What is Carbon Mineralisation?
It is a natural process by which Carbon Dioxide (CO2) from the atmosphere reacts with minerals containing calcium or magnesium in solid or dissolved forms in soils, oceans and rocks converting to a carbonate compounds. This process permanently captures CO2 and stores (sequesters) this for many years, effectively removing excess CO2 from the atmosphere and thus mitigating climate change. These phenomena occur organically across various domains, which are briefly elucidated below.
Certain types of rocks, such as calcium and magnesium silicates, can react with atmospheric CO2 over geological timescales. This mineral carbonation process converts CO2 into stable carbonates like calcium carbonate (CaCO3), effectively locking away carbon in solid mineral structures permanently.
Calcium Carbonate Formation: Dissolved CO2 can react with calcium ions to form calcium carbonate minerals like aragonite and calcite, which can settle to the ocean floor and become part of sediments.

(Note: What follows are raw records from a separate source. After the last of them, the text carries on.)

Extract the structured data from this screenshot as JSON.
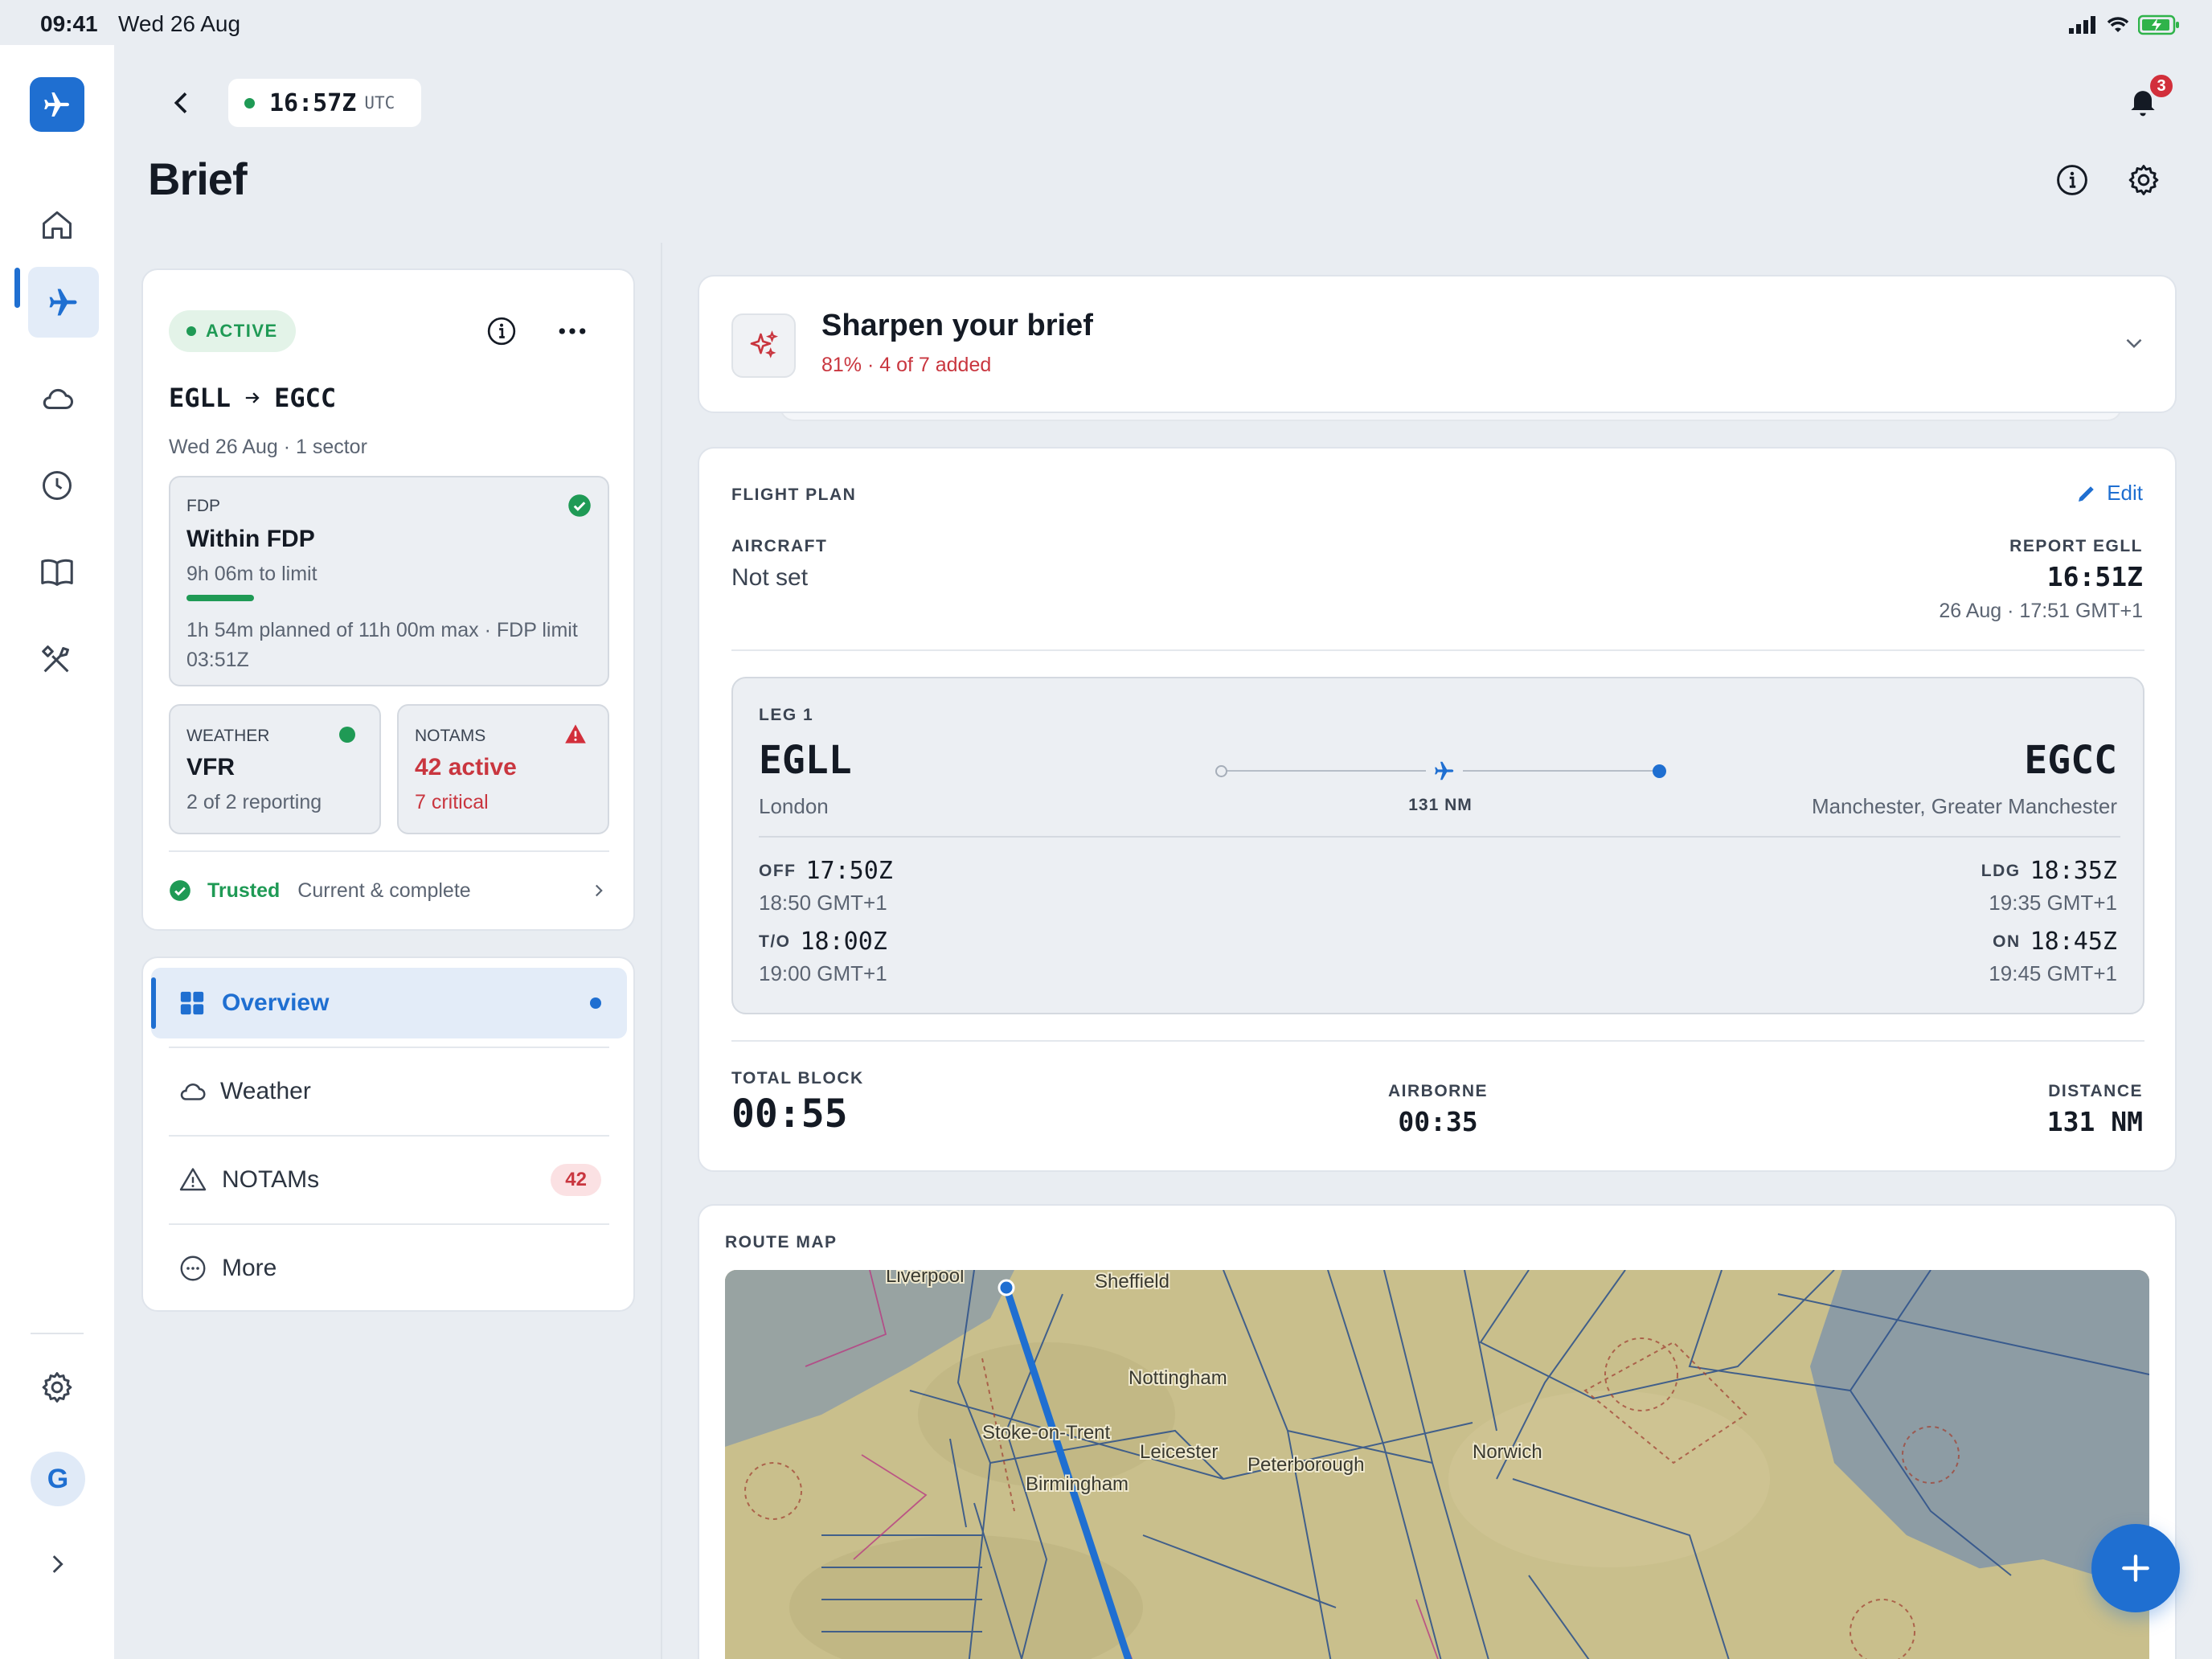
{
  "status_bar": {
    "time": "09:41",
    "date": "Wed 26 Aug"
  },
  "clock": {
    "time": "16:57Z",
    "zone": "UTC"
  },
  "page_title": "Brief",
  "notifications": {
    "count": "3"
  },
  "colors": {
    "accent": "#1f6fd1",
    "green": "#1f9a55",
    "red": "#c9363f",
    "bg": "#e9edf2"
  },
  "nav": {
    "items": [
      "home-icon",
      "flight-icon",
      "weather-icon",
      "history-icon",
      "logbook-icon",
      "tools-icon"
    ],
    "avatar": "G"
  },
  "summary": {
    "status": "ACTIVE",
    "route_from": "EGLL",
    "route_to": "EGCC",
    "subtitle": "Wed 26 Aug · 1 sector",
    "fdp": {
      "label": "FDP",
      "title": "Within FDP",
      "remaining": "9h 06m to limit",
      "progress": 0.165,
      "detail": "1h 54m planned of 11h 00m max · FDP limit 03:51Z"
    },
    "weather": {
      "label": "WEATHER",
      "value": "VFR",
      "detail": "2 of 2 reporting"
    },
    "notams": {
      "label": "NOTAMS",
      "value": "42 active",
      "detail": "7 critical"
    },
    "trust": {
      "label": "Trusted",
      "detail": "Current & complete"
    }
  },
  "sections": [
    {
      "label": "Overview",
      "icon": "grid-icon"
    },
    {
      "label": "Weather",
      "icon": "cloud-icon"
    },
    {
      "label": "NOTAMs",
      "icon": "warning-icon",
      "badge": "42"
    },
    {
      "label": "More",
      "icon": "more-icon"
    }
  ],
  "sharpen": {
    "title": "Sharpen your brief",
    "subtitle": "81% · 4 of 7 added"
  },
  "flight_plan": {
    "heading": "FLIGHT PLAN",
    "edit": "Edit",
    "aircraft_label": "AIRCRAFT",
    "aircraft_value": "Not set",
    "report_label": "REPORT EGLL",
    "report_time": "16:51Z",
    "report_local": "26 Aug · 17:51 GMT+1",
    "leg": {
      "label": "LEG 1",
      "from": "EGLL",
      "from_city": "London",
      "to": "EGCC",
      "to_city": "Manchester, Greater Manchester",
      "distance": "131 NM",
      "off_label": "OFF",
      "off_time": "17:50Z",
      "off_local": "18:50 GMT+1",
      "to_label": "T/O",
      "to_time": "18:00Z",
      "to_local": "19:00 GMT+1",
      "ldg_label": "LDG",
      "ldg_time": "18:35Z",
      "ldg_local": "19:35 GMT+1",
      "on_label": "ON",
      "on_time": "18:45Z",
      "on_local": "19:45 GMT+1"
    },
    "total_block_label": "TOTAL BLOCK",
    "total_block": "00:55",
    "airborne_label": "AIRBORNE",
    "airborne": "00:35",
    "distance_label": "DISTANCE",
    "distance": "131 NM"
  },
  "route_map": {
    "heading": "ROUTE MAP",
    "places": [
      "Liverpool",
      "Sheffield",
      "Stoke-on-Trent",
      "Nottingham",
      "Leicester",
      "Peterborough",
      "Birmingham",
      "Norwich"
    ]
  }
}
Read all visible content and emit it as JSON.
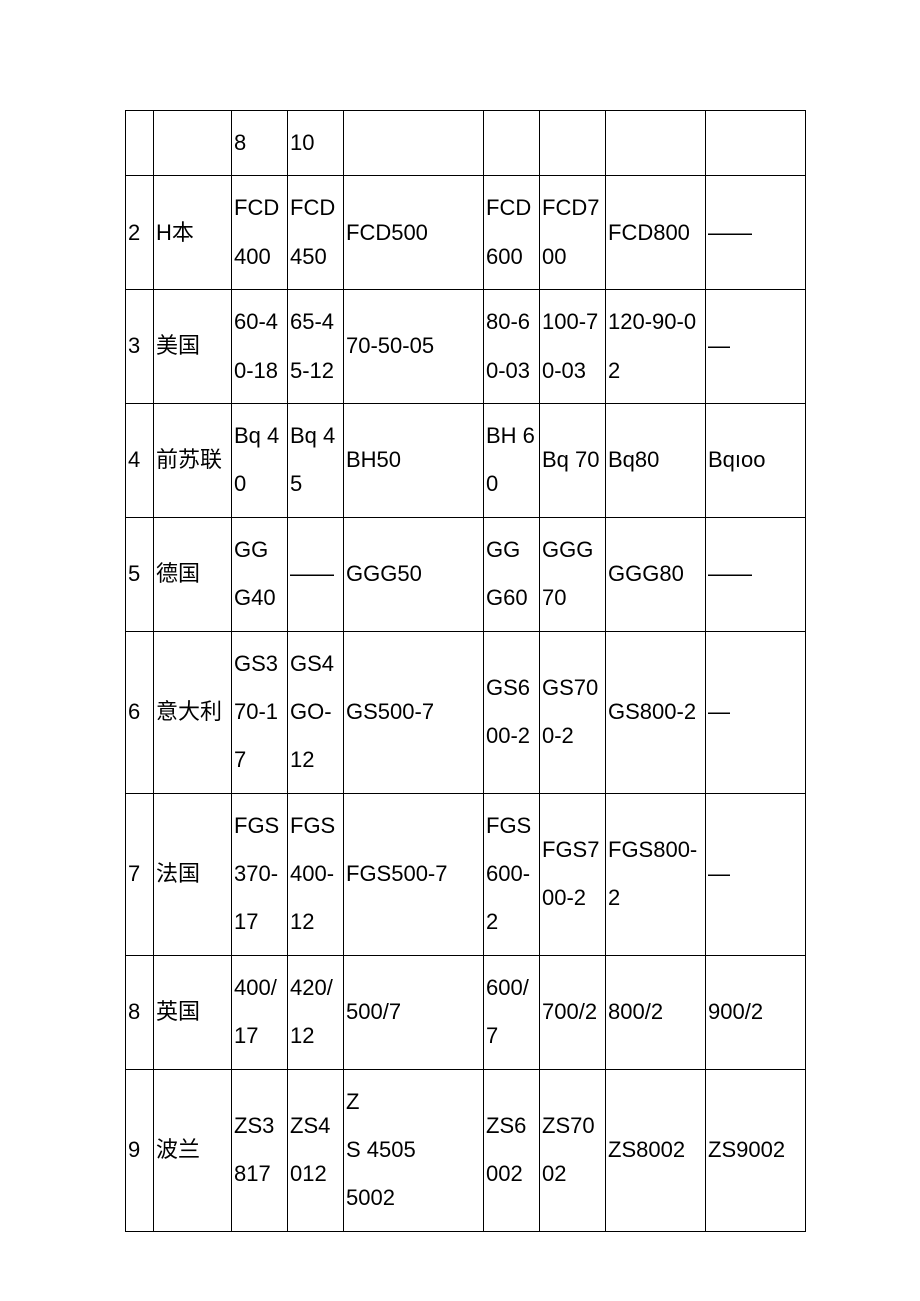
{
  "table": {
    "rows": [
      {
        "c0": "",
        "c1": "",
        "c2": "8",
        "c3": "10",
        "c4": "",
        "c5": "",
        "c6": "",
        "c7": "",
        "c8": ""
      },
      {
        "c0": "2",
        "c1": "H本",
        "c2": "FCD400",
        "c3": "FCD450",
        "c4": "FCD500",
        "c5": "FCD600",
        "c6": "FCD700",
        "c7": "FCD800",
        "c8": "——"
      },
      {
        "c0": "3",
        "c1": "美国",
        "c2": "60-40-18",
        "c3": "65-45-12",
        "c4": "70-50-05",
        "c5": "80-60-03",
        "c6": "100-70-03",
        "c7": "120-90-02",
        "c8": "—"
      },
      {
        "c0": "4",
        "c1": "前苏联",
        "c2": "Bq 40",
        "c3": "Bq 45",
        "c4": "BH50",
        "c5": "BH 60",
        "c6": "Bq 70",
        "c7": "Bq80",
        "c8": "Bqıoo"
      },
      {
        "c0": "5",
        "c1": "德国",
        "c2": "GGG40",
        "c3": "——",
        "c4": "GGG50",
        "c5": "GGG60",
        "c6": "GGG70",
        "c7": "GGG80",
        "c8": "——"
      },
      {
        "c0": "6",
        "c1": "意大利",
        "c2": "GS370-17",
        "c3": "GS4GO-12",
        "c4": "GS500-7",
        "c5": "GS600-2",
        "c6": "GS700-2",
        "c7": "GS800-2",
        "c8": "—"
      },
      {
        "c0": "7",
        "c1": "法国",
        "c2": "FGS370-17",
        "c3": "FGS400-12",
        "c4": "FGS500-7",
        "c5": "FGS600-2",
        "c6": "FGS700-2",
        "c7": "FGS800-2",
        "c8": "—"
      },
      {
        "c0": "8",
        "c1": "英国",
        "c2": "400/17",
        "c3": "420/12",
        "c4": "500/7",
        "c5": "600/7",
        "c6": "700/2",
        "c7": "800/2",
        "c8": "900/2"
      },
      {
        "c0": "9",
        "c1": "波兰",
        "c2": "ZS3817",
        "c3": "ZS4012",
        "c4": "Z\nS   4505\n     5002",
        "c5": "ZS6002",
        "c6": "ZS7002",
        "c7": "ZS8002",
        "c8": "ZS9002"
      }
    ]
  }
}
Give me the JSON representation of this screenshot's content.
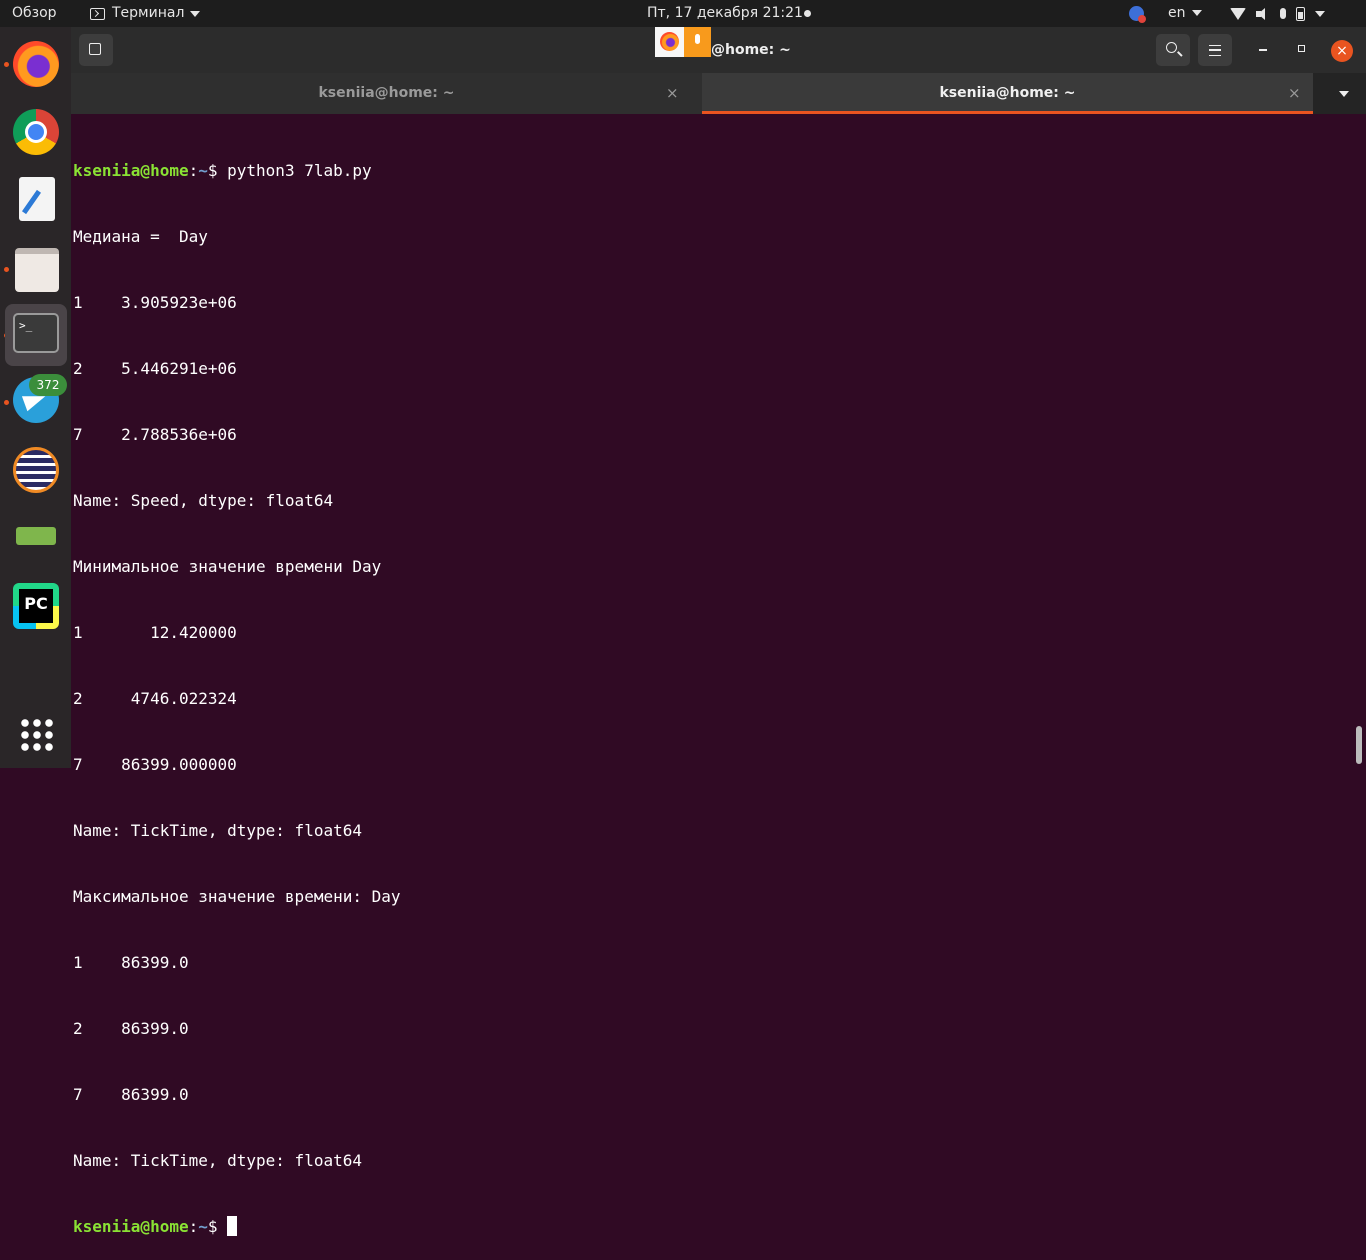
{
  "topbar": {
    "activities": "Обзор",
    "app_menu": "Терминал",
    "clock": "Пт, 17 декабря  21:21",
    "language": "en"
  },
  "dock": {
    "items": [
      {
        "name": "firefox"
      },
      {
        "name": "chrome"
      },
      {
        "name": "text-editor"
      },
      {
        "name": "files"
      },
      {
        "name": "terminal"
      },
      {
        "name": "telegram",
        "badge": "372"
      },
      {
        "name": "eclipse"
      },
      {
        "name": "serial-tool"
      },
      {
        "name": "pycharm"
      }
    ]
  },
  "window": {
    "title": "@home: ~",
    "tabs": [
      {
        "label": "kseniia@home: ~",
        "close": "×"
      },
      {
        "label": "kseniia@home: ~",
        "close": "×"
      }
    ],
    "close_glyph": "×"
  },
  "terminal": {
    "user_host": "kseniia@home",
    "colon": ":",
    "path": "~",
    "prompt_symbol": "$ ",
    "command": "python3 7lab.py",
    "output": [
      "Медиана =  Day",
      "1    3.905923e+06",
      "2    5.446291e+06",
      "7    2.788536e+06",
      "Name: Speed, dtype: float64",
      "Минимальное значение времени Day",
      "1       12.420000",
      "2     4746.022324",
      "7    86399.000000",
      "Name: TickTime, dtype: float64",
      "Максимальное значение времени: Day",
      "1    86399.0",
      "2    86399.0",
      "7    86399.0",
      "Name: TickTime, dtype: float64"
    ]
  },
  "colors": {
    "terminal_bg": "#300a24",
    "prompt_user": "#8ae234",
    "prompt_path": "#729fcf",
    "accent": "#e95420"
  }
}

This process is particularly important in marine environments, as it helps regulate ocean acidity and sequesters carbon over geological timescales
Numerous soil processes naturally capture and sequester CO2. Among these, there is the transformation of organic carbon within plant and microbial biomass into more enduring states, effectively locking away carbon and averting its release into the atmosphere as CO2. A diverse range of organisms, including algae, bacteria, fungi, and plants, play pivotal roles in facilitating carbon mineralization through their metabolic activities.
BUT, in its natural state, mineral carbonation is a slow process, taking thousands to millions of years to significantly reduce the rising CO2 levels from man-made emissions.
Existing technologies, such as Carbon Capture Usage and Storage (CCUS) technologies involve capturing CO2 emissions from industrial processes or power plants and injecting the captured CO2 deep underground into geological formations like depleted oil and gas reservoirs or saline aquifers. The biggest problem with storing CO2 in geological formations and under the sea are both physical and economic. Leakage of CO2 from geological storage reservoirs can lead to global and local risks.
Direct Air Capture (DAC) technologies are designed to capture CO2 directly from the ambient air. Once captured, the CO2 can be processed and mineralised by reacting it with suitable minerals to form stable carbonates.
Some industrial processes, such as cement production, steel manufacturing, and chemical production, release CO2 as a by-product. Various technologies and methods are being developed to capture CO2 emissions from these processes.
Each of these carbon capture technologies have their own disadvantages such as high energy requirements, land space and costs to facilitate. Carbon mineralisation presents significant potential as a carbon removal approach, within a larger suite of carbon removal and climate actions, to help reach global climate goals.